Coming home to hunger

Rachel Widome

When we think of soldiers returning from the wars in the Iraq and Afghanistan, most of us imagine them coming home to a secure lifestyle. But according to a School of Public Health (SPH) study, one in four veterans face a new type of struggle.

“We found that 27 percent of these veterans reported being food insecure,” says Assistant Professor Rachel Widome. “That’s nearly double the prevalence of food insecurity in the general U.S. population.”

Food insecurity is the inability to access a sufficient amount of food for a healthy lifestyle. Nationally, it’s estimated to affect 14.5 percent of the general population.
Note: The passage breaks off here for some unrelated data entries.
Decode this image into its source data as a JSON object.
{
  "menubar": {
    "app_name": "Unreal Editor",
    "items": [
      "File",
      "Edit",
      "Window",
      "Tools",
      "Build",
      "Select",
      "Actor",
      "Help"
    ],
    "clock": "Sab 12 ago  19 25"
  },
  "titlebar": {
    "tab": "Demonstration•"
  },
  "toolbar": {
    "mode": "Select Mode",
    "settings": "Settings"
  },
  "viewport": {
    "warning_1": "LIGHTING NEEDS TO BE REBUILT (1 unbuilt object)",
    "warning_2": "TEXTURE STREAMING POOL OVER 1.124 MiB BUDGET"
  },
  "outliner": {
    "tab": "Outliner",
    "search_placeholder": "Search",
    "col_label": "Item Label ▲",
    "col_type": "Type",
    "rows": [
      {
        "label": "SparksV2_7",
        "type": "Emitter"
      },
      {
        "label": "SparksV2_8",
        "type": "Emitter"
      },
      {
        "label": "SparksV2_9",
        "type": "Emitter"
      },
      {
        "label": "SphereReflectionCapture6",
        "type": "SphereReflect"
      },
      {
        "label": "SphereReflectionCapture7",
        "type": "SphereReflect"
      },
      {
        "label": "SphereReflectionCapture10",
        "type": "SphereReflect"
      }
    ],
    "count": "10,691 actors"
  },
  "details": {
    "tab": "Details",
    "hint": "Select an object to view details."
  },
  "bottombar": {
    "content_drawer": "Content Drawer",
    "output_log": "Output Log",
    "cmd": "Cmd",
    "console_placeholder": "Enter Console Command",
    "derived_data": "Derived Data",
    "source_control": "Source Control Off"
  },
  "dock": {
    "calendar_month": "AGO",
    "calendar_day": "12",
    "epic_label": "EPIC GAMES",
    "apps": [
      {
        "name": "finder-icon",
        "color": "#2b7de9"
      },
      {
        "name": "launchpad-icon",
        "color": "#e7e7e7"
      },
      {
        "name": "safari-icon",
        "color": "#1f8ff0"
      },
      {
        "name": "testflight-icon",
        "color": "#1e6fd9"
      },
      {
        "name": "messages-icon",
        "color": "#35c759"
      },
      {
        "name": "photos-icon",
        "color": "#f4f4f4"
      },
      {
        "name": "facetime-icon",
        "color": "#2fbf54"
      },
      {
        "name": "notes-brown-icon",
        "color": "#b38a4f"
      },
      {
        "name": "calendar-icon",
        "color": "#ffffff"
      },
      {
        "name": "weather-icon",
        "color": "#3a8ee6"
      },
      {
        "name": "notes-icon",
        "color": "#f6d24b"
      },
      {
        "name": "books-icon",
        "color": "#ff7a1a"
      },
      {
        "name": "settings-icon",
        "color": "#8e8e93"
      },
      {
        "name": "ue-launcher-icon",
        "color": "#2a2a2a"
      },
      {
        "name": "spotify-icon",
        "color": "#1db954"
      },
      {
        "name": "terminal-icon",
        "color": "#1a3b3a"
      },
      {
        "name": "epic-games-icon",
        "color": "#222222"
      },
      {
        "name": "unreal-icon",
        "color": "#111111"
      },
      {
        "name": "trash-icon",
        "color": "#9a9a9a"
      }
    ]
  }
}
Widome’s startling higher results for veterans comes from her behavioral health study of 2,000 men and women who served in Iraq and Afghanistan since October 2001.

“This is a group of people who served our country,” she says. “And it’s really unacceptable that, after their service, they’re struggling to afford enough food for their households.”
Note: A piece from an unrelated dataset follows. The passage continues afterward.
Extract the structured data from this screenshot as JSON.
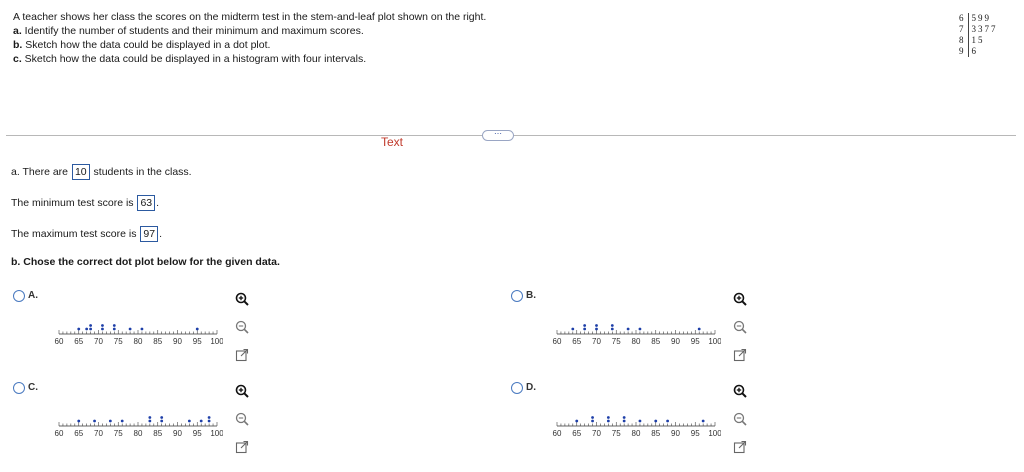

As for a solution, Widome suspects it might be a matter of increasing awareness of this dire problem so veterans in need are connected with help in the short-term. 
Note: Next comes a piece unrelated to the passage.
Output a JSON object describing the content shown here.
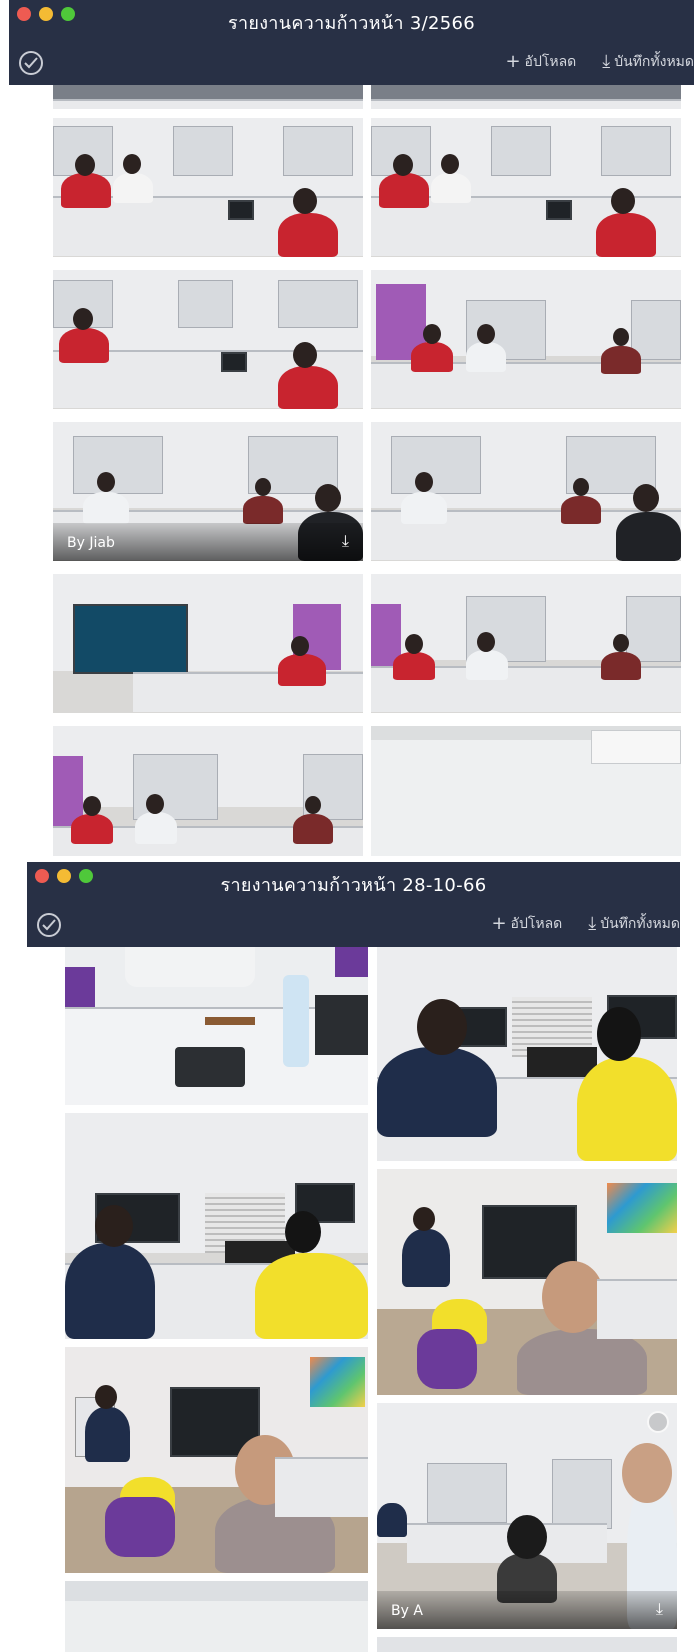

“The good news is that there are organizations and governmental agencies that are dedicated to working with veterans,” says Widome. “Part of the solution is connecting veterans with food assistance programs like Minnesota’s Supplemental Nutrition Assistance Program, which can alleviate food insecurity.”
University of Minnesota, Twin Cities